Data about app and page elements.

────────

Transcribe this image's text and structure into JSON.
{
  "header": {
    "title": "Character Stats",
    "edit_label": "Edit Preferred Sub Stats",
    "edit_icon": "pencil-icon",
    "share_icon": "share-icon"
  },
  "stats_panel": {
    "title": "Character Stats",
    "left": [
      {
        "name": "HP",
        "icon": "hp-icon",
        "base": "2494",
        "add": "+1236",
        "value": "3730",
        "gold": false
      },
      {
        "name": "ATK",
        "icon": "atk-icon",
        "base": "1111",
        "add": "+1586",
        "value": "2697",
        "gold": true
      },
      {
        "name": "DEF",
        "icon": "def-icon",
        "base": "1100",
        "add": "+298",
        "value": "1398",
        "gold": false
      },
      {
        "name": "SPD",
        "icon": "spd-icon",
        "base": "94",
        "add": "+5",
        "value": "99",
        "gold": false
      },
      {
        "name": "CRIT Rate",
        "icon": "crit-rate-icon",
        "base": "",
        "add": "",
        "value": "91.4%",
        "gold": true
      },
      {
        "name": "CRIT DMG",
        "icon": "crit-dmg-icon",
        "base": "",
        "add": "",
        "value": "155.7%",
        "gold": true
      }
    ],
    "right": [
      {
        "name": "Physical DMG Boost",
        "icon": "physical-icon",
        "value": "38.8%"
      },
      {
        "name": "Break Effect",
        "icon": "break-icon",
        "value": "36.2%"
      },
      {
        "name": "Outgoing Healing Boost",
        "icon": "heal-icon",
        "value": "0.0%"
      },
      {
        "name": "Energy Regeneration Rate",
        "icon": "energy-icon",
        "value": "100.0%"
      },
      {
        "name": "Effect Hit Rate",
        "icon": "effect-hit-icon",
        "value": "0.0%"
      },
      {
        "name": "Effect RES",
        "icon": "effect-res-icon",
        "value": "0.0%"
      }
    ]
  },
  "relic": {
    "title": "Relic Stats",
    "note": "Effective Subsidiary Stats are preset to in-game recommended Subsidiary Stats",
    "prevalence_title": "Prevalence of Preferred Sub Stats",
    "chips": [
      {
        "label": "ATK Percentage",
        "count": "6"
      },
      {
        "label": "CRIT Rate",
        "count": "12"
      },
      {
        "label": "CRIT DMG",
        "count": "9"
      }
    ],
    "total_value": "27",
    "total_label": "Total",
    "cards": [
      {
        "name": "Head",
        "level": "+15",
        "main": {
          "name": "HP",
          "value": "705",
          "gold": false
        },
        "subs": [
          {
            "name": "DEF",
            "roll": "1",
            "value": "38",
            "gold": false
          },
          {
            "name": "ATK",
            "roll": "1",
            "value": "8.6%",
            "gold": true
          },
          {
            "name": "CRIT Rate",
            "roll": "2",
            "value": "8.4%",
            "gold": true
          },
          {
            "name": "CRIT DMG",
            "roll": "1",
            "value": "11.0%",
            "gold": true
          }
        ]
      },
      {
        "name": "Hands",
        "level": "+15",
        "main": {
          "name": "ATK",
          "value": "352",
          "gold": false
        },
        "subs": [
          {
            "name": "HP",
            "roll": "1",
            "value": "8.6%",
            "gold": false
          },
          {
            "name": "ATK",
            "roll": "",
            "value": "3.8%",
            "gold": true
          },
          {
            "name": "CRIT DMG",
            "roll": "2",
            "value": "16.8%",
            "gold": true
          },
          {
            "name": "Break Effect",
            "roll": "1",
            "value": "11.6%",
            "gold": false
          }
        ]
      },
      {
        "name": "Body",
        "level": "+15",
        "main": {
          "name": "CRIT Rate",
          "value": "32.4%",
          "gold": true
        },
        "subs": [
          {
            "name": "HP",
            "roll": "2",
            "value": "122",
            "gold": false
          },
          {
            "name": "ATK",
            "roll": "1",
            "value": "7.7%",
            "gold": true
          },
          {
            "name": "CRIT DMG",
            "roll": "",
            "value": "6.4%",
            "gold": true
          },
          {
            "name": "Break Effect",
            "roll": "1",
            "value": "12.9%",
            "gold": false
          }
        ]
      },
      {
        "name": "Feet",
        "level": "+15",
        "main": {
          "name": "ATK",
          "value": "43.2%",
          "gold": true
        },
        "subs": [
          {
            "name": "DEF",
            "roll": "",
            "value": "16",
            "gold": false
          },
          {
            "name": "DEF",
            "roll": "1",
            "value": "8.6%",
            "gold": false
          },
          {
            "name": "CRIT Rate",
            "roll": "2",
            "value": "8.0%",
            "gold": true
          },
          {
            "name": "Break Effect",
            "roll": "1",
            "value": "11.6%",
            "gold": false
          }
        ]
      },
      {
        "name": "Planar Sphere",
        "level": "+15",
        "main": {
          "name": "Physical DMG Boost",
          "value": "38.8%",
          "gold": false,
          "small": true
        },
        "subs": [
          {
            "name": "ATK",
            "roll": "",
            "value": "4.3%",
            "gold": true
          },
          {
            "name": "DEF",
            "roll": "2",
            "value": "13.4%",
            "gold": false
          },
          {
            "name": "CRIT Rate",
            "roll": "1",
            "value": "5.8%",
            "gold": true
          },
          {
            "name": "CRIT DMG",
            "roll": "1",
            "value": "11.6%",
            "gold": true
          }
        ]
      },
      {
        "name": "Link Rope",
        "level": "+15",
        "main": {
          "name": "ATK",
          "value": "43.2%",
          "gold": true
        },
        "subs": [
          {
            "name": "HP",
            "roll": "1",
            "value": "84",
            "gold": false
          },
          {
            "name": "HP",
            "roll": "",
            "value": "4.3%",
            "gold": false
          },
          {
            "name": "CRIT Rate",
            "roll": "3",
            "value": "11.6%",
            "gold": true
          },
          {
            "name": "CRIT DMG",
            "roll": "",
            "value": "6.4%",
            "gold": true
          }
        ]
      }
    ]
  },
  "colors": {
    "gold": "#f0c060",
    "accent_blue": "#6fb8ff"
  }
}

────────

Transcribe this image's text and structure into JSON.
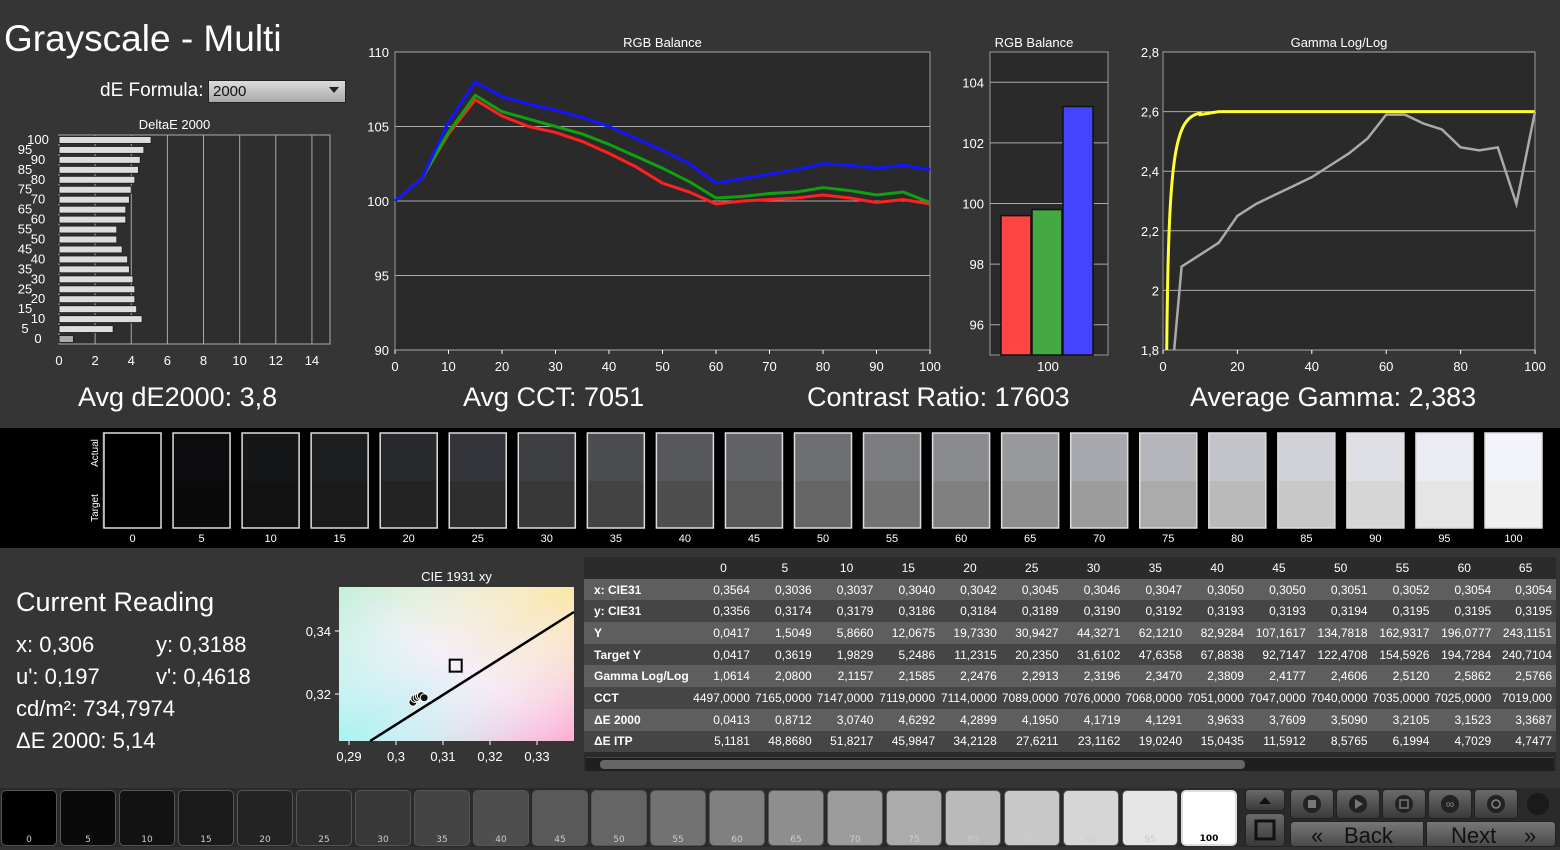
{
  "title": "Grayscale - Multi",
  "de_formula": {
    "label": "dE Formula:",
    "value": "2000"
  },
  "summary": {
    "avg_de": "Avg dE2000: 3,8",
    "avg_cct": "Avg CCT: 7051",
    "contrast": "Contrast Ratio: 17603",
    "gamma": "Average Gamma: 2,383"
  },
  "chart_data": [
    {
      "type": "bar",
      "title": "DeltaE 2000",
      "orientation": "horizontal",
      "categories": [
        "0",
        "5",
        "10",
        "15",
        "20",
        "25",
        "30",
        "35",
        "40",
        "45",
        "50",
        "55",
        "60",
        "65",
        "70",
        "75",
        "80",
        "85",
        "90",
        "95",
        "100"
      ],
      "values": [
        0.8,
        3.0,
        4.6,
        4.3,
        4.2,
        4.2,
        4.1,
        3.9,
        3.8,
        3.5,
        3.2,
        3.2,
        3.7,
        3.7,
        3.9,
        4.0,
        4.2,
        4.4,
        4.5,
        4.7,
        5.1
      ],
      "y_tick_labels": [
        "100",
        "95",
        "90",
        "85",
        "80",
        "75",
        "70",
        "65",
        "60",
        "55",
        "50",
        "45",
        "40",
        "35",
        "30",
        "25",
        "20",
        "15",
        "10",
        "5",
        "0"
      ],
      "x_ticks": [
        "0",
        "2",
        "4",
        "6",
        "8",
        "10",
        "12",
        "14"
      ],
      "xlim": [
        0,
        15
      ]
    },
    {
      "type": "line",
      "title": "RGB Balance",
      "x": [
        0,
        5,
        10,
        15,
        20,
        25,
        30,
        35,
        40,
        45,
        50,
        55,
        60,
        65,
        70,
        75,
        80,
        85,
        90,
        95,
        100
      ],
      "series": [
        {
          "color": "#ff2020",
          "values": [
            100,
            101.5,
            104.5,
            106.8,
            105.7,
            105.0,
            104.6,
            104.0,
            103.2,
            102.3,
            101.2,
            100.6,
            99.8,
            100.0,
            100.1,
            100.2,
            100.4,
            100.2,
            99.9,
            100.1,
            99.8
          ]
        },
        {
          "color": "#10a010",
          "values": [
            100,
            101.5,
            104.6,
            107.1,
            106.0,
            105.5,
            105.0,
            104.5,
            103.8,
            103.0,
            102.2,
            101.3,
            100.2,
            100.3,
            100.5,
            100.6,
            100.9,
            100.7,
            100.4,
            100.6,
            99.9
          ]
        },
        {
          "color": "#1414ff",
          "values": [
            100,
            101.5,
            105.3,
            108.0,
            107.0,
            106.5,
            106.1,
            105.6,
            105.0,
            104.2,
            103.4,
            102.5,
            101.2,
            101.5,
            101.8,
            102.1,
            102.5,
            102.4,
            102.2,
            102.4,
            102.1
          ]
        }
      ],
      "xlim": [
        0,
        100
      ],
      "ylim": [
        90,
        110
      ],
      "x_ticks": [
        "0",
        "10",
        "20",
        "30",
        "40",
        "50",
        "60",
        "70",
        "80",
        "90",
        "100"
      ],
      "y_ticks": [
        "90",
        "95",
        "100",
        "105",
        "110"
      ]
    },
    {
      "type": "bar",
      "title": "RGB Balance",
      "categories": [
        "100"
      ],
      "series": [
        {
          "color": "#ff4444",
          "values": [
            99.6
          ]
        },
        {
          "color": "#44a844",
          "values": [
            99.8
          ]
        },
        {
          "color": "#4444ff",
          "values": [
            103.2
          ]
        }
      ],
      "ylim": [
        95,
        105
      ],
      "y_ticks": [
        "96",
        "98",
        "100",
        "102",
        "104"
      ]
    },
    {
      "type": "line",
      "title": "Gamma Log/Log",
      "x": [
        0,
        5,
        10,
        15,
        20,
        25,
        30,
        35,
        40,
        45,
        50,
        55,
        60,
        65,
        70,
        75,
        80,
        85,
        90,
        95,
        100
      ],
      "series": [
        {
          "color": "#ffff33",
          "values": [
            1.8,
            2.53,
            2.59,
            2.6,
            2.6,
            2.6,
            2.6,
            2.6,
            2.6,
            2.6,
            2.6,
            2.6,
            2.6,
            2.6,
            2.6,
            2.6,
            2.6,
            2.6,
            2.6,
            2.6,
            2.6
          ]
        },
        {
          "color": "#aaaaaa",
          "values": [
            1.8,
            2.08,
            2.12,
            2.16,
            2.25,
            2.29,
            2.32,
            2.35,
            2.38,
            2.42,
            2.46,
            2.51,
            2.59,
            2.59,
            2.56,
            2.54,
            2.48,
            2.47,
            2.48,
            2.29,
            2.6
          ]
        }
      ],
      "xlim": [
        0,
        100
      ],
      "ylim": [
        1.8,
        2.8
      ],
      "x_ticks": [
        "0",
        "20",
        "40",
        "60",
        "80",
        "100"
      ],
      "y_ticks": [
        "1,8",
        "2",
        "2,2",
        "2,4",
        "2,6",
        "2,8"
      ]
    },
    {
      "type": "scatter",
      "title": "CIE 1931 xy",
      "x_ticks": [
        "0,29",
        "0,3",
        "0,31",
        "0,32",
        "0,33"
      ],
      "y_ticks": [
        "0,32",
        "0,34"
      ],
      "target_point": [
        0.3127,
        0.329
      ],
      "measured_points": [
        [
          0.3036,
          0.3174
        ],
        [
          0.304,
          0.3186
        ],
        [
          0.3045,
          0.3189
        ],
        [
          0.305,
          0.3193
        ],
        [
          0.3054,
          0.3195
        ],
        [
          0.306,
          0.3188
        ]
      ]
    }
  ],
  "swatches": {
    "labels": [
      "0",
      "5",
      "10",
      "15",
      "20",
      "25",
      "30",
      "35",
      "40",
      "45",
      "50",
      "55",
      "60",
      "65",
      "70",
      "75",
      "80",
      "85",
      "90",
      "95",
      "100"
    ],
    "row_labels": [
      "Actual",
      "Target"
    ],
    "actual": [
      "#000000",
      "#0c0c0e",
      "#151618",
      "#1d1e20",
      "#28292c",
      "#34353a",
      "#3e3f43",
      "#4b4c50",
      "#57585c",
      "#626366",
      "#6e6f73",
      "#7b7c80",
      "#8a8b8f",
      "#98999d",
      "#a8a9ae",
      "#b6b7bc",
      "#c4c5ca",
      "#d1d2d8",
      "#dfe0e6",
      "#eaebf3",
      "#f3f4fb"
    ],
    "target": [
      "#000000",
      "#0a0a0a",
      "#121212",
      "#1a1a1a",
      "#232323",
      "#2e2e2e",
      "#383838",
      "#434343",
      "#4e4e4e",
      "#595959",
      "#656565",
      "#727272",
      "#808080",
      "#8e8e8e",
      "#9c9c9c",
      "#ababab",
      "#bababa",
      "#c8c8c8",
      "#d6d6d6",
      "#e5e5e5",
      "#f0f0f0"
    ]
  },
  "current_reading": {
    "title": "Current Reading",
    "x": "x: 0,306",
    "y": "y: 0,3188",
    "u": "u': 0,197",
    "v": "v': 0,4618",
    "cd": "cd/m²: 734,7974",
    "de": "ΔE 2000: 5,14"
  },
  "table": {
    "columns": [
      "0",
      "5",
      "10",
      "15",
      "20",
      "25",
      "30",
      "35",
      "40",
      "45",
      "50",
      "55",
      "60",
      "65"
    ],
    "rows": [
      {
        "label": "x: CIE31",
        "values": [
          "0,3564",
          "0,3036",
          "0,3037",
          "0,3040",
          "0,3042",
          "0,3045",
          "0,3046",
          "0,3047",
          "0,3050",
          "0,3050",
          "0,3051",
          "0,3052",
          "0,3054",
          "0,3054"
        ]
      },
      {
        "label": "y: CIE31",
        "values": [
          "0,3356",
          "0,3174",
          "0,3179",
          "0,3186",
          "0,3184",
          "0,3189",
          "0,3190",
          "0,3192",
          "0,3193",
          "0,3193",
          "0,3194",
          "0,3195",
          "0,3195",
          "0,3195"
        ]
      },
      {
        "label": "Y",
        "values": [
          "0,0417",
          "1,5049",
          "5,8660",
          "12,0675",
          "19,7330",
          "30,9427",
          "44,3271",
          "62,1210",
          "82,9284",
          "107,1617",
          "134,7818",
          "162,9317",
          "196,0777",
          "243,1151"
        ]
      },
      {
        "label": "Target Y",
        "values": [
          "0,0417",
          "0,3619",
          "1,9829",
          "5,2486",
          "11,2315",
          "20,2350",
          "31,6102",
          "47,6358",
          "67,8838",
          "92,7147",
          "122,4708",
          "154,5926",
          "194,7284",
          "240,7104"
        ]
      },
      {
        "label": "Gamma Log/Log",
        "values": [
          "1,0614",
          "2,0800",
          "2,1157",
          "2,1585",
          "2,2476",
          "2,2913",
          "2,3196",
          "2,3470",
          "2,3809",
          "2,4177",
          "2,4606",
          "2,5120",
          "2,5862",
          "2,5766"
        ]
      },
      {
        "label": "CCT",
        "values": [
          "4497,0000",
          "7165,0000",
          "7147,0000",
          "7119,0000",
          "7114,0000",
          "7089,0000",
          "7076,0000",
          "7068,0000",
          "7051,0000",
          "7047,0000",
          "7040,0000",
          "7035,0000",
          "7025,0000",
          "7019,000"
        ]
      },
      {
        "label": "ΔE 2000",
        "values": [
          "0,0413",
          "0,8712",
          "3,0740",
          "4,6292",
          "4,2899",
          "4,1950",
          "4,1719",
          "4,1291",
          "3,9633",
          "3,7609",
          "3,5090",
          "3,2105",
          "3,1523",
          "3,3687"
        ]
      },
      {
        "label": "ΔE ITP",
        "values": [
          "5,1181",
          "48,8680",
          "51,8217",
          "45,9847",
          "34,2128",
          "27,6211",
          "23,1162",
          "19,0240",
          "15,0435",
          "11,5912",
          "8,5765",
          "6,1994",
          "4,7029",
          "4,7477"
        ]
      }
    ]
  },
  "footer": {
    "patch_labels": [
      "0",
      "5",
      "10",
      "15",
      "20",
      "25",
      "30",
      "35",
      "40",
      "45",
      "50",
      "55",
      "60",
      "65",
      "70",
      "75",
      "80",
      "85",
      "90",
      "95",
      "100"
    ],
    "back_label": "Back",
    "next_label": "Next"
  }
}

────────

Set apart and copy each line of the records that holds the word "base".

Task output.
        "base": "2494",
        "base": "1111",
        "base": "1100",
        "base": "94",
        "base": "",
        "base": "",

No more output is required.